I was impressed with how little water the squirt bottle method of rinsing dishes used. To continue this change, I’m keeping the one gallon jug in the kitchen to fill while waiting for the tap water to heat up for washing dishes. I use this to refill the smaller squirt bottle as needed. So far, I have more clean water than I need and the jug is still full when I need to wash the next batch of dishes. The surplus clean water can be used to wash vegetables, laundry, or water the garden.
I'm also continuing to pre-rinse the dishes with a tiny bit of water more often after each meal to make dish-washing easier at the end of the day.
After using buckets of fresh water to fill the toilet tank for several days, I started pondering where to get more used, but not really dirty, water that I could use to flush toilets. Since we only shower a couple times each week, that does not provide enough water from saving the water as the tap heats up.
How about laundry water? During the summer, I often haul the rinse water out to the landscape trees when they need more water. I generally let the initial wash water go down the drain since I don’t currently buy the low-sodium brand recommended for graywater use with our soils. The washer has three rinse cycles. For the past week, I’ve taken the first and second rinse water out to the trees and saved the third for flushing toilets. To keep from introducing lint into the toilet tank, I use a rubberband to secure some of my fine cheesecloth to the end of the hose. The cheesecloth can be rinsed and re-used.
So far, this seems to work fine. By the third rinse, I doubt there is much left in the water that could be considered a hazard. Although the water is sometimes darkened from the dyes used in clothing, it hasn’t seemed to affect the toilet. I don’t think it could stain the porcelain and it doesn’t sit in there all that long anyway. The only downside is we don’t do enough laundry to provide water for all the flushes needed with a high fiber diet.

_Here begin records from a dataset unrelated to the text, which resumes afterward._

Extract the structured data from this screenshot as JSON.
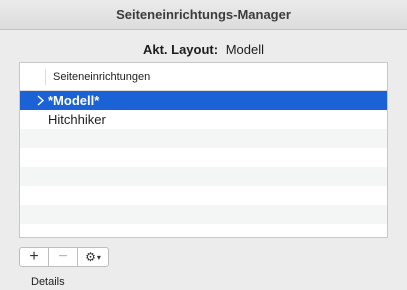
{
  "window": {
    "title": "Seiteneinrichtungs-Manager"
  },
  "layout": {
    "label": "Akt. Layout:",
    "value": "Modell"
  },
  "list": {
    "column_header": "Seiteneinrichtungen",
    "items": [
      {
        "label": "*Modell*",
        "selected": true
      },
      {
        "label": "Hitchhiker",
        "selected": false
      }
    ]
  },
  "toolbar": {
    "add_label": "+",
    "remove_label": "−",
    "gear_label": "⚙",
    "gear_caret": "▾"
  },
  "details": {
    "label": "Details"
  }
}
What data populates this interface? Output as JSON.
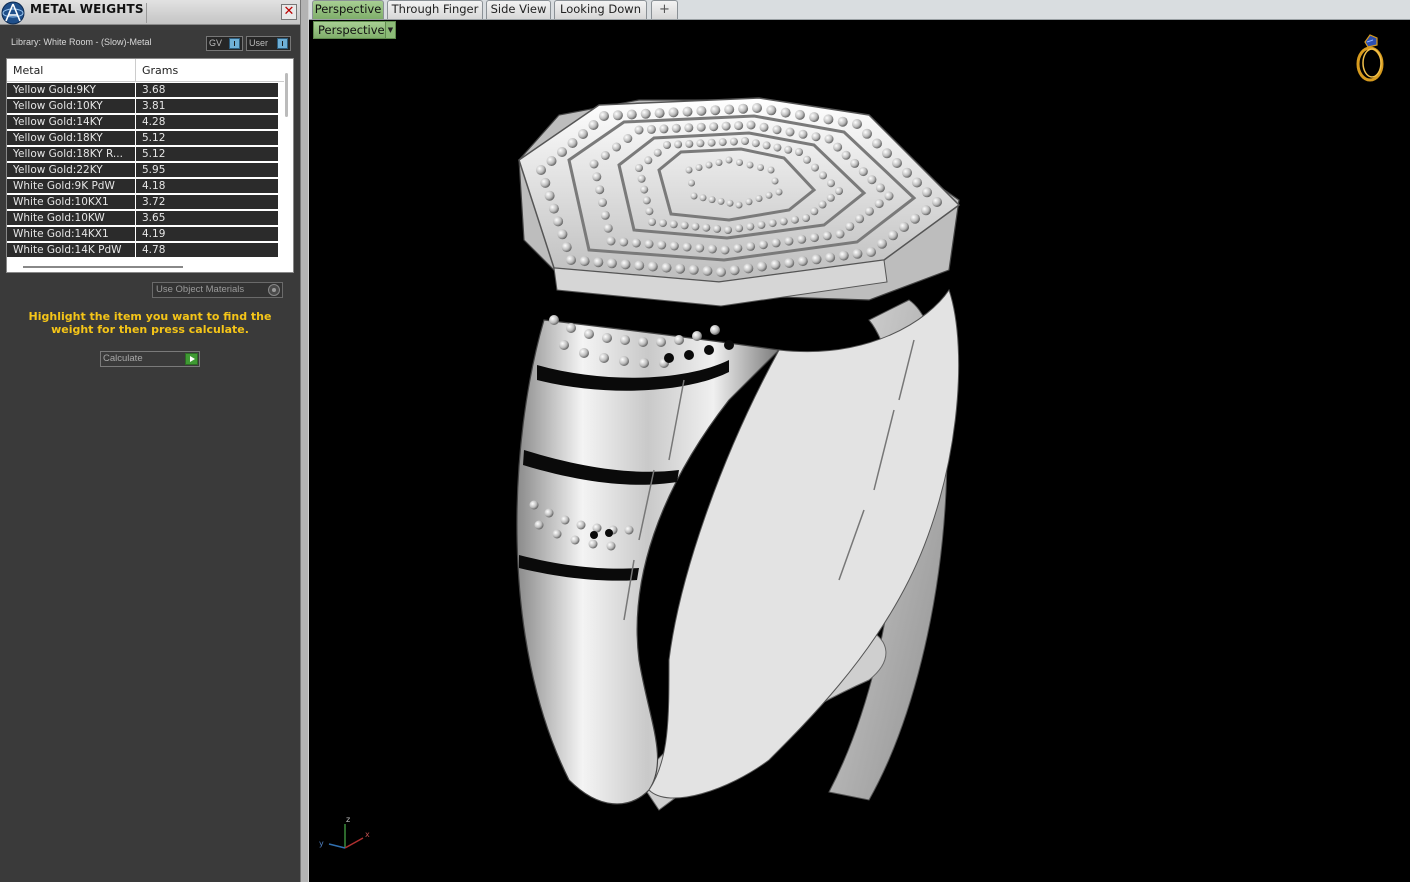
{
  "panel": {
    "title": "METAL WEIGHTS",
    "close_label": "✕",
    "library_label": "Library: White Room - (Slow)-Metal",
    "gv_toggle": "GV",
    "user_toggle": "User",
    "table": {
      "columns": [
        "Metal",
        "Grams"
      ],
      "rows": [
        {
          "metal": "Yellow Gold:9KY",
          "grams": "3.68"
        },
        {
          "metal": "Yellow Gold:10KY",
          "grams": "3.81"
        },
        {
          "metal": "Yellow Gold:14KY",
          "grams": "4.28"
        },
        {
          "metal": "Yellow Gold:18KY",
          "grams": "5.12"
        },
        {
          "metal": "Yellow Gold:18KY R...",
          "grams": "5.12"
        },
        {
          "metal": "Yellow Gold:22KY",
          "grams": "5.95"
        },
        {
          "metal": "White Gold:9K PdW",
          "grams": "4.18"
        },
        {
          "metal": "White Gold:10KX1",
          "grams": "3.72"
        },
        {
          "metal": "White Gold:10KW",
          "grams": "3.65"
        },
        {
          "metal": "White Gold:14KX1",
          "grams": "4.19"
        },
        {
          "metal": "White Gold:14K PdW",
          "grams": "4.78"
        }
      ]
    },
    "use_object_materials": "Use Object Materials",
    "instructions": "Highlight the item you want to find the weight for then press calculate.",
    "calculate_button": "Calculate"
  },
  "viewport": {
    "tabs": [
      "Perspective",
      "Through Finger",
      "Side View",
      "Looking Down"
    ],
    "active_tab": 0,
    "add_tab": "+",
    "view_dropdown": "Perspective",
    "axis_labels": {
      "x": "x",
      "y": "y",
      "z": "z"
    }
  },
  "colors": {
    "panel_bg": "#3a3a3a",
    "instruction_text": "#f5c518",
    "active_tab": "#8fbf7a",
    "viewport_bg": "#000000",
    "metal": "#e8e8e8"
  },
  "icons": {
    "app_logo": "matrix-logo-icon",
    "ring_logo": "gold-ring-icon",
    "axis": "xyz-axis-icon"
  }
}
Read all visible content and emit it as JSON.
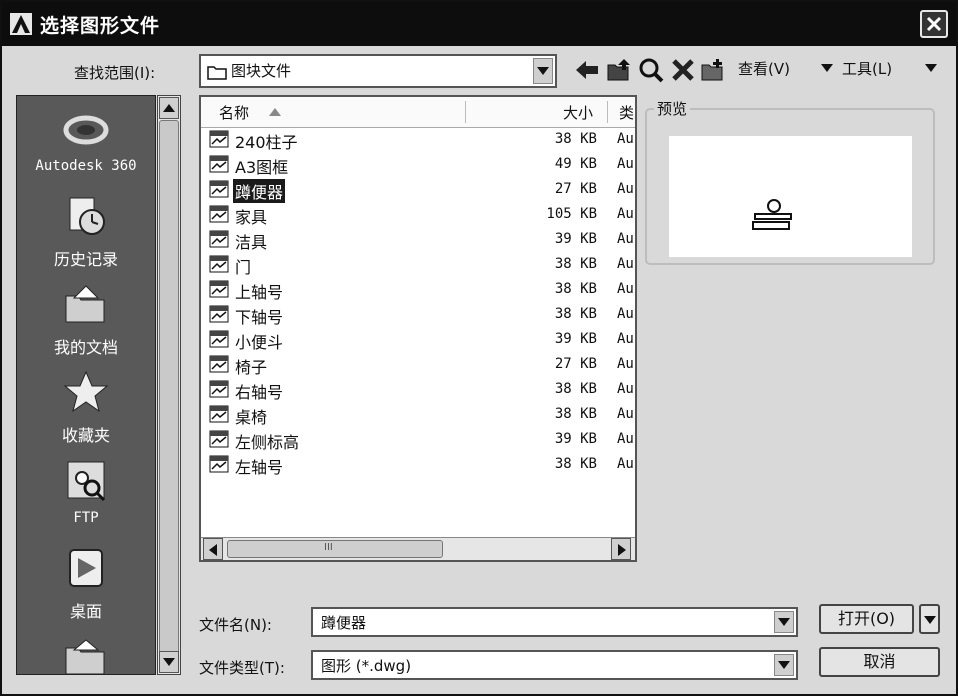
{
  "window": {
    "title": "选择图形文件"
  },
  "lookin": {
    "label": "查找范围(I):",
    "value": "图块文件"
  },
  "toolbar": {
    "view_label": "查看(V)",
    "tools_label": "工具(L)"
  },
  "places": [
    {
      "label": "Autodesk 360"
    },
    {
      "label": "历史记录"
    },
    {
      "label": "我的文档"
    },
    {
      "label": "收藏夹"
    },
    {
      "label": "FTP"
    },
    {
      "label": "桌面"
    }
  ],
  "filelist": {
    "columns": {
      "name": "名称",
      "size": "大小",
      "type": "类"
    },
    "rows": [
      {
        "name": "240柱子",
        "size": "38 KB",
        "type": "Au"
      },
      {
        "name": "A3图框",
        "size": "49 KB",
        "type": "Au"
      },
      {
        "name": "蹲便器",
        "size": "27 KB",
        "type": "Au",
        "selected": true
      },
      {
        "name": "家具",
        "size": "105 KB",
        "type": "Au"
      },
      {
        "name": "洁具",
        "size": "39 KB",
        "type": "Au"
      },
      {
        "name": "门",
        "size": "38 KB",
        "type": "Au"
      },
      {
        "name": "上轴号",
        "size": "38 KB",
        "type": "Au"
      },
      {
        "name": "下轴号",
        "size": "38 KB",
        "type": "Au"
      },
      {
        "name": "小便斗",
        "size": "39 KB",
        "type": "Au"
      },
      {
        "name": "椅子",
        "size": "27 KB",
        "type": "Au"
      },
      {
        "name": "右轴号",
        "size": "38 KB",
        "type": "Au"
      },
      {
        "name": "桌椅",
        "size": "38 KB",
        "type": "Au"
      },
      {
        "name": "左侧标高",
        "size": "39 KB",
        "type": "Au"
      },
      {
        "name": "左轴号",
        "size": "38 KB",
        "type": "Au"
      }
    ]
  },
  "preview": {
    "label": "预览"
  },
  "filename": {
    "label": "文件名(N):",
    "value": "蹲便器"
  },
  "filetype": {
    "label": "文件类型(T):",
    "value": "图形 (*.dwg)"
  },
  "buttons": {
    "open": "打开(O)",
    "cancel": "取消"
  },
  "scrollbar_label": "III"
}
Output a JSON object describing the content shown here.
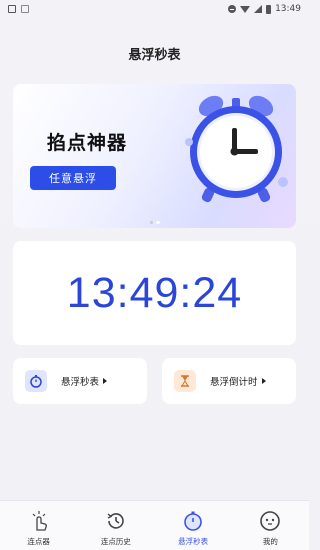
{
  "status_bar": {
    "time": "13:49",
    "icons": [
      "image-icon",
      "do-not-disturb-icon",
      "wifi-icon",
      "signal-icon",
      "battery-icon"
    ]
  },
  "page": {
    "title": "悬浮秒表"
  },
  "banner": {
    "headline": "掐点神器",
    "pill": "任意悬浮",
    "page_count": 2,
    "active_page": 2
  },
  "clock": {
    "time": "13:49:24"
  },
  "features": [
    {
      "label": "悬浮秒表",
      "icon": "stopwatch-icon"
    },
    {
      "label": "悬浮倒计时",
      "icon": "hourglass-icon"
    }
  ],
  "bottom_nav": [
    {
      "label": "连点器",
      "icon": "tap-icon",
      "active": false
    },
    {
      "label": "连点历史",
      "icon": "history-icon",
      "active": false
    },
    {
      "label": "悬浮秒表",
      "icon": "stopwatch-icon",
      "active": true
    },
    {
      "label": "我的",
      "icon": "profile-icon",
      "active": false
    }
  ],
  "colors": {
    "accent": "#2a45d8",
    "nav_active": "#3a55e6",
    "banner_pill": "#2c4de8"
  }
}
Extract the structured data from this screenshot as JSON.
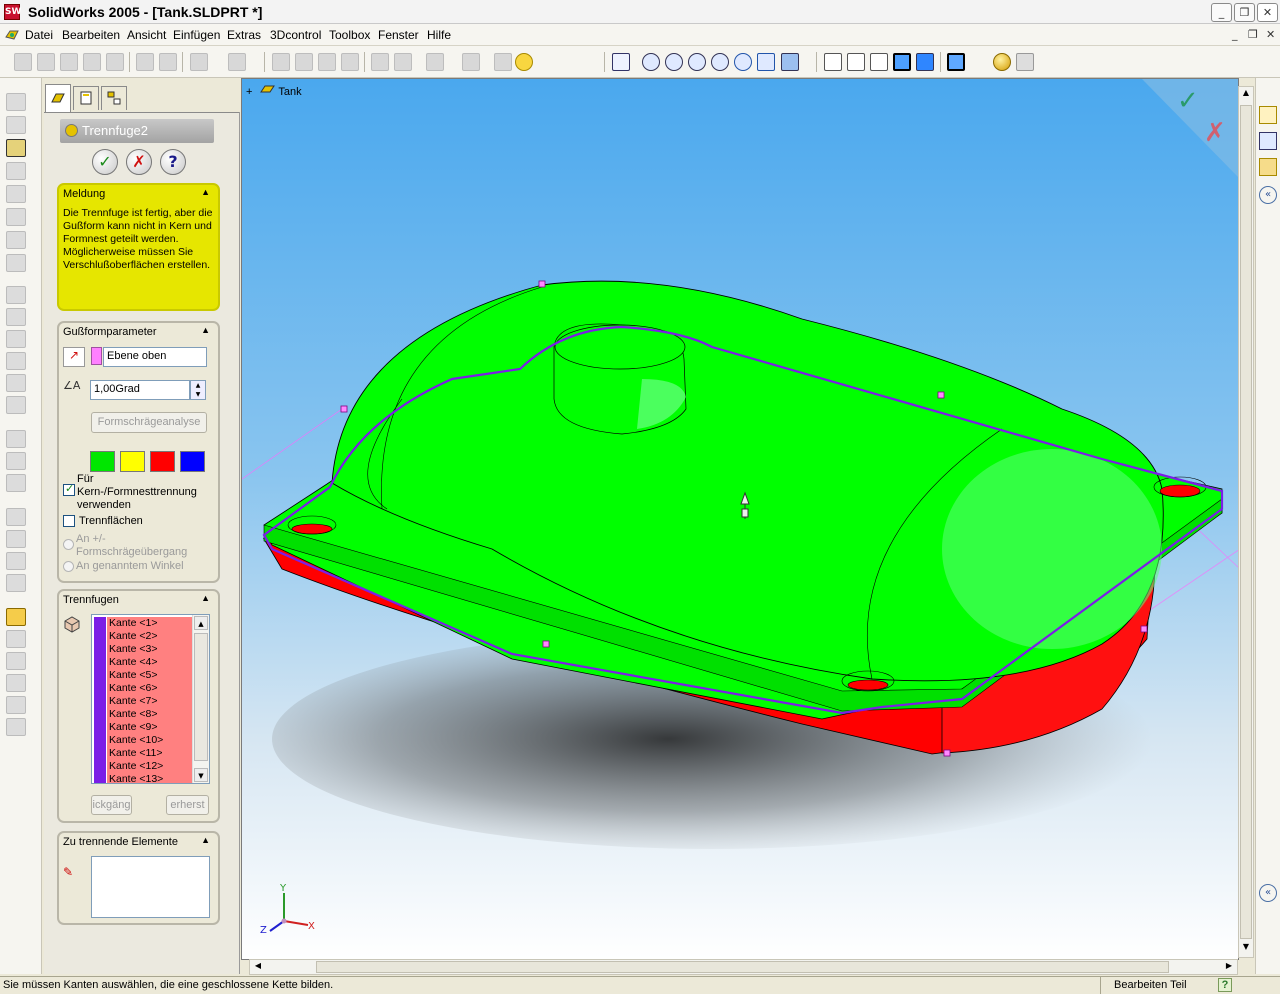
{
  "window": {
    "title": "SolidWorks 2005 - [Tank.SLDPRT *]"
  },
  "menu": [
    "Datei",
    "Bearbeiten",
    "Ansicht",
    "Einfügen",
    "Extras",
    "3Dcontrol",
    "Toolbox",
    "Fenster",
    "Hilfe"
  ],
  "panel": {
    "feature_title": "Trennfuge2",
    "message": {
      "header": "Meldung",
      "text": "Die Trennfuge ist fertig, aber die Gußform kann nicht in Kern und Formnest geteilt werden. Möglicherweise müssen Sie Verschlußoberflächen erstellen."
    },
    "mold_params": {
      "header": "Gußformparameter",
      "direction_value": "Ebene oben",
      "draft_value": "1,00Grad",
      "analysis_button": "Formschrägeanalyse",
      "swatch_colors": [
        "#00e600",
        "#ffff00",
        "#ff0000",
        "#0000ff"
      ],
      "check_core_cavity": "Für Kern-/Formnesttrennung verwenden",
      "check_core_cavity_checked": true,
      "check_parting_surfaces": "Trennflächen",
      "check_parting_surfaces_checked": false,
      "radio_1": "An +/- Formschrägeübergang",
      "radio_2": "An genanntem Winkel"
    },
    "parting_lines": {
      "header": "Trennfugen",
      "edges": [
        "Kante <1>",
        "Kante <2>",
        "Kante <3>",
        "Kante <4>",
        "Kante <5>",
        "Kante <6>",
        "Kante <7>",
        "Kante <8>",
        "Kante <9>",
        "Kante <10>",
        "Kante <11>",
        "Kante <12>",
        "Kante <13>"
      ],
      "undo_button": "ickgäng",
      "recreate_button": "erherst"
    },
    "split_entities": {
      "header": "Zu trennende Elemente"
    }
  },
  "viewport": {
    "tree_label": "Tank",
    "axis_x": "X",
    "axis_y": "Y",
    "axis_z": "Z"
  },
  "status": {
    "left": "Sie müssen Kanten auswählen, die eine geschlossene Kette bilden.",
    "right": "Bearbeiten Teil",
    "help": "?"
  },
  "colors": {
    "green_face": "#00ff00",
    "red_face": "#ff0000",
    "parting_line": "#7b1ee6",
    "message_bg": "#e6e600"
  }
}
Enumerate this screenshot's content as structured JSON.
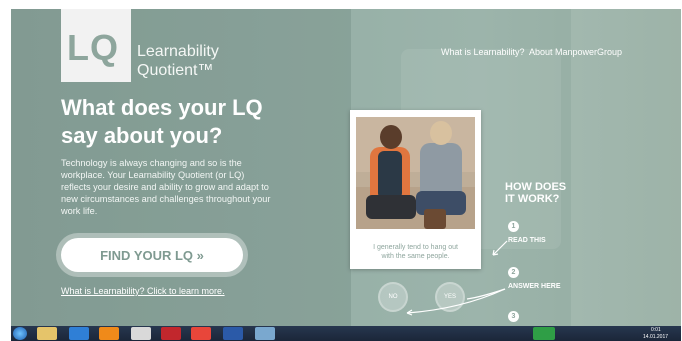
{
  "brand": {
    "logo_letters": "LQ",
    "name_line1": "Learnability",
    "name_line2": "Quotient™"
  },
  "nav": {
    "what_is": "What is Learnability?",
    "about": "About ManpowerGroup"
  },
  "hero": {
    "title_line1": "What does your LQ",
    "title_line2": "say about you?",
    "body_lines": [
      "Technology is always changing and so is the",
      "workplace. Your Learnability Quotient (or LQ)",
      "reflects your desire and ability to grow and adapt to",
      "new circumstances and challenges throughout your",
      "work life."
    ],
    "cta_label": "FIND YOUR LQ »",
    "learn_more_link": "What is Learnability? Click to learn more."
  },
  "card": {
    "statement_line1": "I generally tend to hang out",
    "statement_line2": "with the same people."
  },
  "how": {
    "title_line1": "HOW DOES",
    "title_line2": "IT WORK?",
    "steps": [
      {
        "num": "1",
        "label": "READ THIS"
      },
      {
        "num": "2",
        "label": "ANSWER HERE"
      },
      {
        "num": "3",
        "label": ""
      }
    ]
  },
  "answers": {
    "no": "NO",
    "yes": "YES"
  },
  "taskbar": {
    "time": "0:01",
    "date": "14.01.2017"
  },
  "colors": {
    "page_bg": "#9cb4ab",
    "accent_text": "#7f9a91",
    "taskbar": "#1f2c41"
  }
}
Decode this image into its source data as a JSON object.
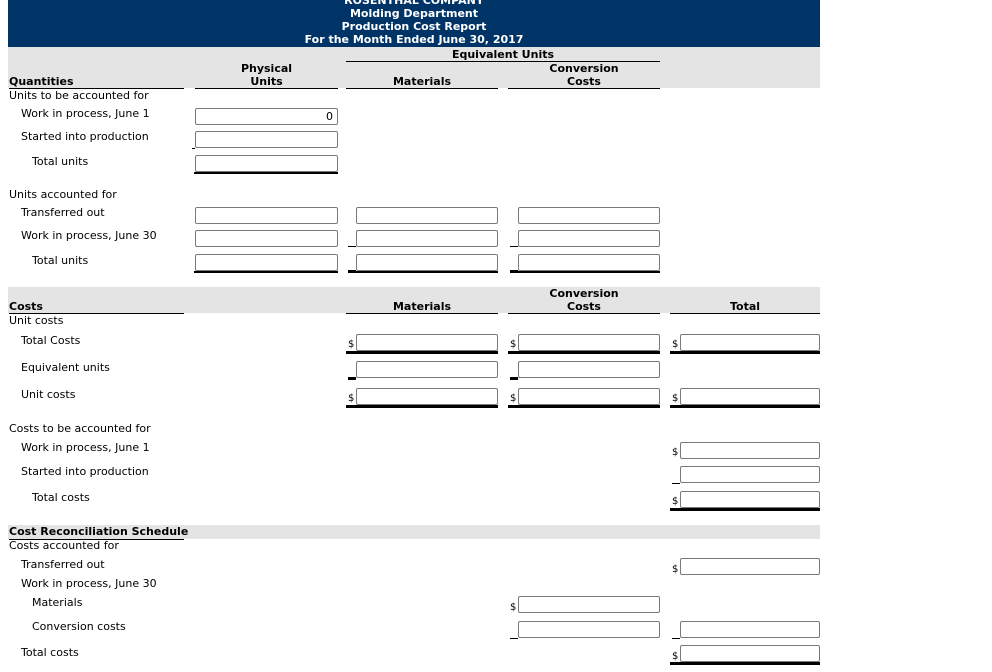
{
  "header": {
    "company": "ROSENTHAL COMPANY",
    "department": "Molding Department",
    "report": "Production Cost Report",
    "period": "For the Month Ended June 30, 2017"
  },
  "quantities": {
    "section_label": "Quantities",
    "col_physical": [
      "Physical",
      "Units"
    ],
    "col_equivalent": "Equivalent Units",
    "col_materials": "Materials",
    "col_conversion": [
      "Conversion",
      "Costs"
    ],
    "to_be_accounted_label": "Units to be accounted for",
    "rows_to_be": [
      {
        "label": "Work in process, June 1",
        "physical": "0"
      },
      {
        "label": "Started into production",
        "physical": ""
      },
      {
        "label": "Total units",
        "physical": ""
      }
    ],
    "accounted_label": "Units accounted for",
    "rows_accounted": [
      {
        "label": "Transferred out",
        "physical": "",
        "materials": "",
        "conversion": ""
      },
      {
        "label": "Work in process, June 30",
        "physical": "",
        "materials": "",
        "conversion": ""
      },
      {
        "label": "Total units",
        "physical": "",
        "materials": "",
        "conversion": ""
      }
    ]
  },
  "costs": {
    "section_label": "Costs",
    "col_materials": "Materials",
    "col_conversion": [
      "Conversion",
      "Costs"
    ],
    "col_total": "Total",
    "unit_costs_label": "Unit costs",
    "rows_unit": [
      {
        "label": "Total Costs",
        "materials": "",
        "conversion": "",
        "total": ""
      },
      {
        "label": "Equivalent units",
        "materials": "",
        "conversion": ""
      },
      {
        "label": "Unit costs",
        "materials": "",
        "conversion": "",
        "total": ""
      }
    ],
    "to_be_accounted_label": "Costs to be accounted for",
    "rows_to_be": [
      {
        "label": "Work in process, June 1",
        "total": ""
      },
      {
        "label": "Started into production",
        "total": ""
      },
      {
        "label": "Total costs",
        "total": ""
      }
    ]
  },
  "reconciliation": {
    "section_label": "Cost Reconciliation Schedule",
    "accounted_label": "Costs accounted for",
    "transferred_out": {
      "label": "Transferred out",
      "total": ""
    },
    "wip_label": "Work in process, June 30",
    "materials": {
      "label": "Materials",
      "conversion_col": ""
    },
    "conversion_costs": {
      "label": "Conversion costs",
      "conversion_col": "",
      "total": ""
    },
    "total_costs": {
      "label": "Total costs",
      "total": ""
    }
  },
  "currency_symbol": "$"
}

That's it for the reports on our power down experiment. I hope you have enjoyed reading about it and are thinking about your own preparations for emergencies, as well as a future in which all of us may need to use less electricity, gas, and water in our daily lives.